1 data on what the risks of ischemic colitis would be


2 and what we see is evidence of benefit that is at a

3 comparable level in a very subjective manner.

4 So the struggle here today is to try to

5 find the subgroups or the refinements of the

6 management program that will improve benefit to


7 risk.

8 DR. WOLFE: Do you want a number from us?

9 15 percent? Dr. Strom.

10 DR. STROM: I think what is clear from the

11 discussion today is the acceptable rate is


12 somewhere very close to where it is now because, if

13 the rate was lower, we wouldn't even have needed

14 today's meeting. If the rate was higher, the vote

15 would have been, no, don't have it on the market.

16 So, in terms of what is the acceptable


17 rate, it is the rates we heard about today. If

18 there is a way to identify subgroups who are more

19 likely to benefit through the kinds of studies Tom
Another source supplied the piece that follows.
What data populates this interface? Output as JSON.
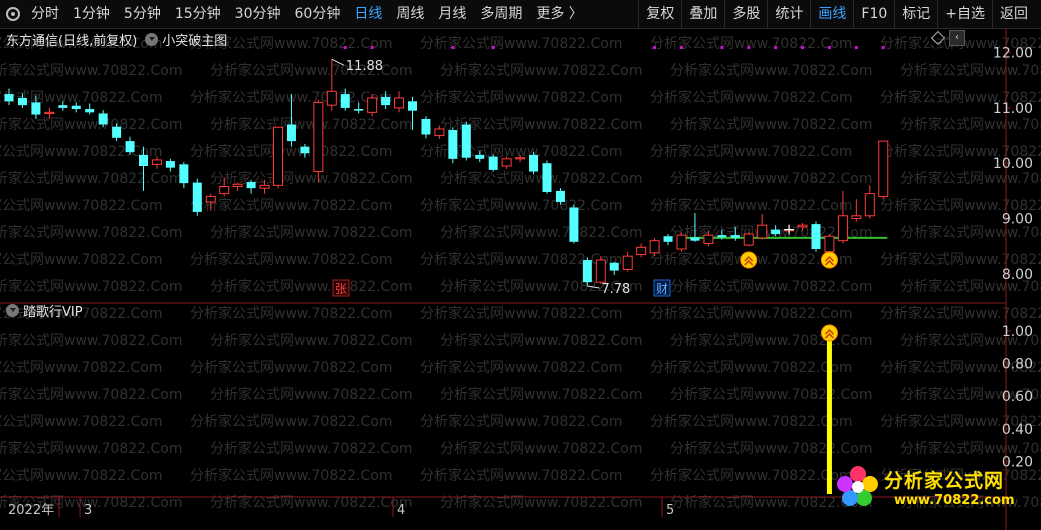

20 is suggesting or long before that, through analysis

21 of the existing clinical-trial data, as I talked


22 about before, or analysis of the HMO data, as I had

23 talked about before, which could be available

24 potentially in weeks instead of in multiple months,

25 then that could increase the likelihood of benefit







1 and would make the acceptable rate a lot better.


2 DR. WOLFE: Dr. Cryer.

3 DR. CRYER: Ten seconds. The only way for

4 us to know exactly what that rate is going to be is

5 if we capture the denominator data. The only way

6 to have the denominator with confidence is to have


7 a patient registry. That will allow us to

8 understand what the actual rate is. It will also

9 allow us to answer the question of does Lotronex

10 benefit patients in whom conventional therapy has

11 failed. We need the denominator for both of those


12 questions.

13 DR. WOLFE: Can I summarize this by saying

14 that we would accept, right now--oh, is there

15 someone else who wants to speak? Go ahead.

16 DR. GARDNER: I just want to say that I am


17 not comfortable with the agency or the company

18 going away thinking that we believe we have

19 designed a risk-management program by committee

20 here today. I want them to understand that--I know

21 that you have specific questions and that we have


22 had votes but, please, from our perspective, if you

23 would take our best advice and the sense of what

24 our concerns are and, to the extent that any of us

25 can help you, call on us individually, but this is







1 not a wholesale package we have voted out of here


2 today.

3 DR. COHEN: Just a quick comment. It

4 would be great to actually have a meeting on

5 risk-management plans so that we could discuss it

6 openly and maybe come up with some standard ways to


7 approach these kinds of issues.

8 DR. WOLFE: I was going to attempt to

9 summarize saying that we want to get as low as

10 possible the complication rate which is what we are

11 all saying, but we don't know what that is going to


12 be at the present time. We don't want it to be any

13 higher than we have seen. We would like it to be

14 lower. But we are willing to accept right now what

15 we have seen to date.

16 Is that fair? If that is the case, if


17 there are no other comments, then--

18 DR. FLEMING: There are some dissenting

19 votes to that.

20 DR. WOLFE: There are some dissention to

21 what I have just said. But, having said that, we


22 all know there is some dissention. We are not in

23 full agreement, but I think, without spending

24 another few hours really going into these

25 questions, we really can't say much more.







1 Anyway, if that is the case and there are


2 no other pressing comments, I would like to adjourn

3 this meeting and thank everybody for their comments

4 and for their participation.

5 [Whereupon, at 5:25, the meeting was

6 adjourned.]


7 - - -